%%
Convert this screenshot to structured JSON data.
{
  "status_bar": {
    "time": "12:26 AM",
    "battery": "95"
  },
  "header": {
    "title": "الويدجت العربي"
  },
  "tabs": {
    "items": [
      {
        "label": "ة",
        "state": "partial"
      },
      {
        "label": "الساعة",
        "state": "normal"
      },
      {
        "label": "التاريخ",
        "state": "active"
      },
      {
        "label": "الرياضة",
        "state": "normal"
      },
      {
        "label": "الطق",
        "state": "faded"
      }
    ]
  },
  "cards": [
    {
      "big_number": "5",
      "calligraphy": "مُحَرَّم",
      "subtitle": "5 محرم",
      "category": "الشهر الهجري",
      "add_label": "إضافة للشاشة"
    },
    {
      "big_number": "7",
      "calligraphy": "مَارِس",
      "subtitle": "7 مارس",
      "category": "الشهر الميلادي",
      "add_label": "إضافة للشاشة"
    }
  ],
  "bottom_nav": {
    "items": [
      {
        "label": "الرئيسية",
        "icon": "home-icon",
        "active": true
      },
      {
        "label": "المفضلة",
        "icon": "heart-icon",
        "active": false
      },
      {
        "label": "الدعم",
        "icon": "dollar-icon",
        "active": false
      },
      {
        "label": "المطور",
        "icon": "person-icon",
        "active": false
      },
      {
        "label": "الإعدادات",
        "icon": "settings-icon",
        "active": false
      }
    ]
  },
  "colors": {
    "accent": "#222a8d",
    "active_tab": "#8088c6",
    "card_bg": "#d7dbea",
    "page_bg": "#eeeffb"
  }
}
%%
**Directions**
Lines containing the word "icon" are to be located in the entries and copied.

**Answer below**
        "icon": "home-icon",
        "icon": "heart-icon",
        "icon": "dollar-icon",
        "icon": "person-icon",
        "icon": "settings-icon",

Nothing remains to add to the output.